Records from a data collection
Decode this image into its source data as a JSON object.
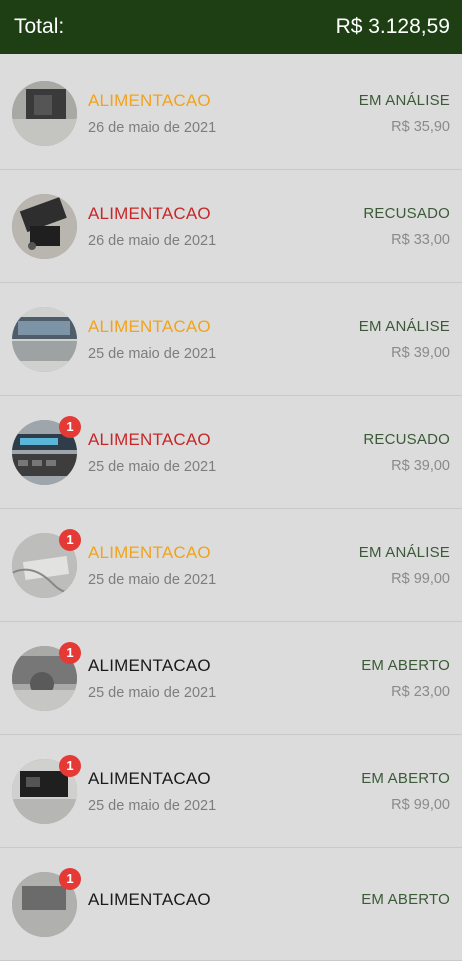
{
  "header": {
    "total_label": "Total:",
    "total_value": "R$ 3.128,59"
  },
  "colors": {
    "header_bg": "#1e3f14",
    "category_orange": "#f1a31c",
    "category_red": "#c62828",
    "category_black": "#1a1a1a",
    "badge": "#e53935",
    "status_text": "#3a5b36"
  },
  "items": [
    {
      "category": "ALIMENTACAO",
      "category_color": "orange",
      "date": "26 de maio de 2021",
      "status": "EM ANÁLISE",
      "amount": "R$ 35,90",
      "badge": null
    },
    {
      "category": "ALIMENTACAO",
      "category_color": "red",
      "date": "26 de maio de 2021",
      "status": "RECUSADO",
      "amount": "R$ 33,00",
      "badge": null
    },
    {
      "category": "ALIMENTACAO",
      "category_color": "orange",
      "date": "25 de maio de 2021",
      "status": "EM ANÁLISE",
      "amount": "R$ 39,00",
      "badge": null
    },
    {
      "category": "ALIMENTACAO",
      "category_color": "red",
      "date": "25 de maio de 2021",
      "status": "RECUSADO",
      "amount": "R$ 39,00",
      "badge": "1"
    },
    {
      "category": "ALIMENTACAO",
      "category_color": "orange",
      "date": "25 de maio de 2021",
      "status": "EM ANÁLISE",
      "amount": "R$ 99,00",
      "badge": "1"
    },
    {
      "category": "ALIMENTACAO",
      "category_color": "black",
      "date": "25 de maio de 2021",
      "status": "EM ABERTO",
      "amount": "R$ 23,00",
      "badge": "1"
    },
    {
      "category": "ALIMENTACAO",
      "category_color": "black",
      "date": "25 de maio de 2021",
      "status": "EM ABERTO",
      "amount": "R$ 99,00",
      "badge": "1"
    },
    {
      "category": "ALIMENTACAO",
      "category_color": "black",
      "date": "",
      "status": "EM ABERTO",
      "amount": "",
      "badge": "1"
    }
  ]
}
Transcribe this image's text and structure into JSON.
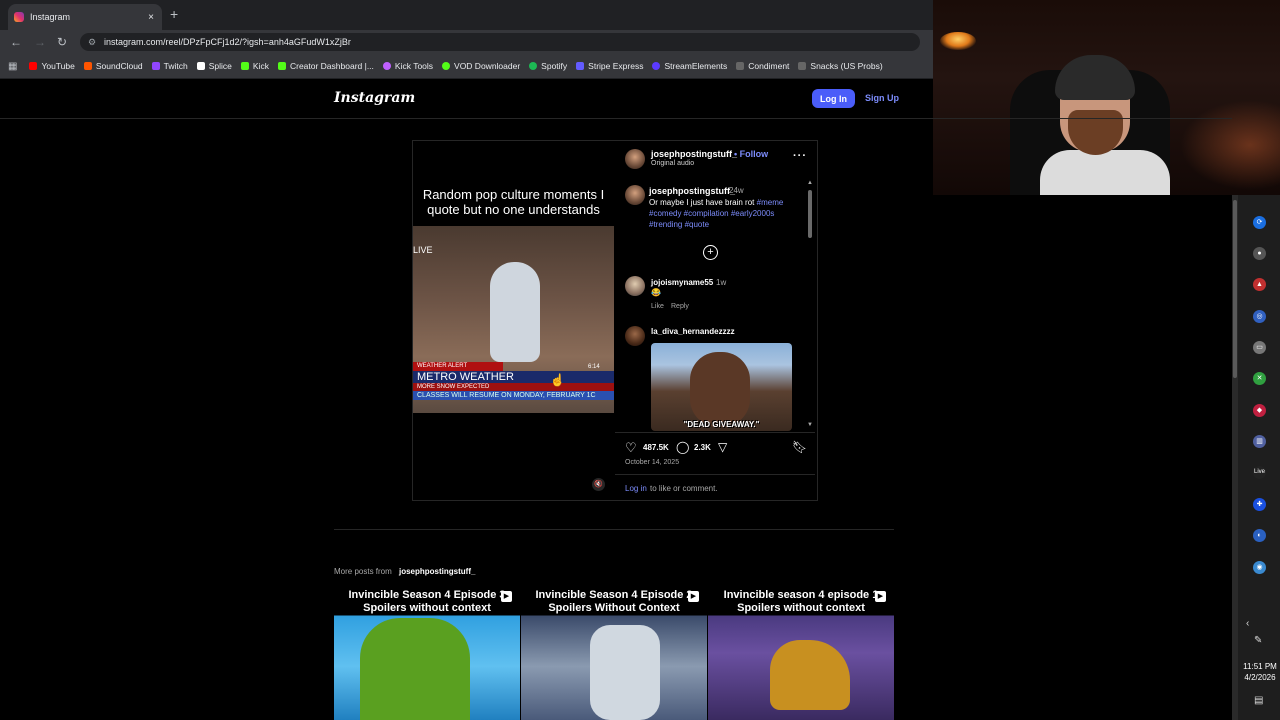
{
  "browser": {
    "tab_title": "Instagram",
    "tab_close": "×",
    "new_tab": "+",
    "url": "instagram.com/reel/DPzFpCFj1d2/?igsh=anh4aGFudW1xZjBr",
    "bookmarks": [
      {
        "label": "YouTube",
        "color": "#ff0000"
      },
      {
        "label": "SoundCloud",
        "color": "#ff5500"
      },
      {
        "label": "Twitch",
        "color": "#9146ff"
      },
      {
        "label": "Splice",
        "color": "#ffffff"
      },
      {
        "label": "Kick",
        "color": "#53fc18"
      },
      {
        "label": "Creator Dashboard |...",
        "color": "#53fc18"
      },
      {
        "label": "Kick Tools",
        "color": "#c060ff"
      },
      {
        "label": "VOD Downloader",
        "color": "#53fc18"
      },
      {
        "label": "Spotify",
        "color": "#1db954"
      },
      {
        "label": "Stripe Express",
        "color": "#635bff"
      },
      {
        "label": "StreamElements",
        "color": "#5b3aff"
      },
      {
        "label": "Condiment",
        "color": "#444444"
      },
      {
        "label": "Snacks (US Probs)",
        "color": "#444444"
      }
    ]
  },
  "instagram": {
    "logo": "Instagram",
    "login_button": "Log In",
    "signup_link": "Sign Up"
  },
  "video": {
    "caption": "Random pop culture moments I quote but no one understands",
    "live_label": "LIVE",
    "weather_alert": "WEATHER ALERT",
    "metro_weather": "METRO WEATHER",
    "more_snow": "MORE SNOW EXPECTED",
    "classes": "CLASSES WILL RESUME ON MONDAY, FEBRUARY 1C",
    "time": "6:14",
    "mute_icon": "🔇"
  },
  "post": {
    "username": "josephpostingstuff_",
    "follow": "• Follow",
    "audio": "Original audio",
    "more": "···",
    "caption_user": "josephpostingstuff_",
    "caption_time": "24w",
    "caption_text": "Or maybe I just have brain rot",
    "caption_tags": "#meme #comedy #compilation #early2000s #trending #quote",
    "load_more": "+",
    "comments": [
      {
        "user": "jojoismyname55",
        "time": "1w",
        "text": "😂",
        "like": "Like",
        "reply": "Reply"
      },
      {
        "user": "la_diva_hernandezzzz",
        "gif_text": "\"DEAD GIVEAWAY.\""
      }
    ],
    "likes": "487.5K",
    "comment_count": "2.3K",
    "date": "October 14, 2025",
    "login_link": "Log in",
    "login_text": "to like or comment."
  },
  "more_posts": {
    "label": "More posts from",
    "user": "josephpostingstuff_",
    "thumbnails": [
      {
        "caption": "Invincible Season 4 Episode 3 Spoilers without context"
      },
      {
        "caption": "Invincible Season 4 Episode 2 Spoilers Without Context"
      },
      {
        "caption": "Invincible season 4 episode 1 Spoilers without context"
      }
    ]
  },
  "taskbar": {
    "time": "11:51 PM",
    "date": "4/2/2026",
    "live_label": "Live"
  }
}
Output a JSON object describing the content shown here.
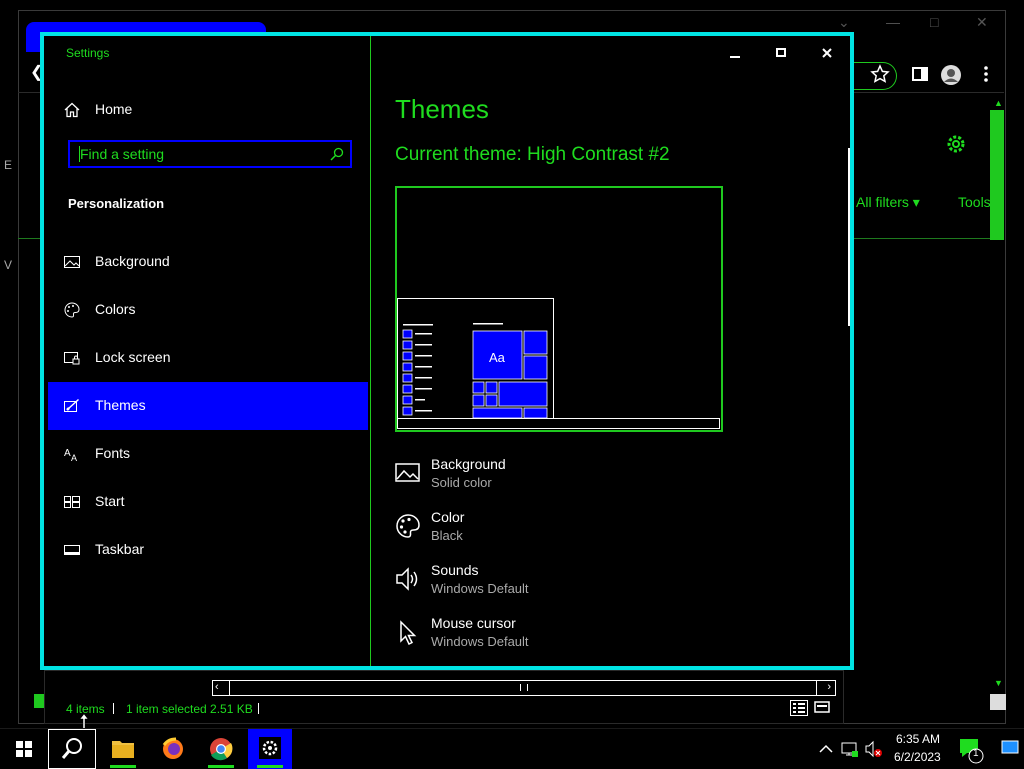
{
  "background_browser": {
    "all_filters_label": "All filters",
    "tools_label": "Tools",
    "left_letter_1": "E",
    "left_letter_2": "V"
  },
  "settings": {
    "window_title": "Settings",
    "nav": {
      "home_label": "Home",
      "search_placeholder": "Find a setting",
      "section_title": "Personalization",
      "items": [
        {
          "label": "Background",
          "icon": "picture-icon"
        },
        {
          "label": "Colors",
          "icon": "palette-icon"
        },
        {
          "label": "Lock screen",
          "icon": "lock-screen-icon"
        },
        {
          "label": "Themes",
          "icon": "themes-icon",
          "selected": true
        },
        {
          "label": "Fonts",
          "icon": "fonts-icon"
        },
        {
          "label": "Start",
          "icon": "start-icon"
        },
        {
          "label": "Taskbar",
          "icon": "taskbar-icon"
        }
      ]
    },
    "content": {
      "heading": "Themes",
      "current_theme": "Current theme: High Contrast #2",
      "preview_tile_text": "Aa",
      "properties": [
        {
          "name": "Background",
          "value": "Solid color",
          "icon": "picture-icon"
        },
        {
          "name": "Color",
          "value": "Black",
          "icon": "palette-icon"
        },
        {
          "name": "Sounds",
          "value": "Windows Default",
          "icon": "speaker-icon"
        },
        {
          "name": "Mouse cursor",
          "value": "Windows Default",
          "icon": "cursor-icon"
        }
      ]
    }
  },
  "explorer_status": {
    "item_count": "4 items",
    "selection": "1 item selected  2.51 KB"
  },
  "taskbar": {
    "time": "6:35 AM",
    "date": "6/2/2023",
    "notification_count": "1"
  },
  "colors": {
    "accent_green": "#1fdc1f",
    "selection_blue": "#0000ff",
    "window_border_cyan": "#00e5e5"
  }
}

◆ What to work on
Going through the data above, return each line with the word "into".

◆ Answer for this exercise
Decode this image into its source data as a JSON object.
Transcribe this image's text and structure into JSON.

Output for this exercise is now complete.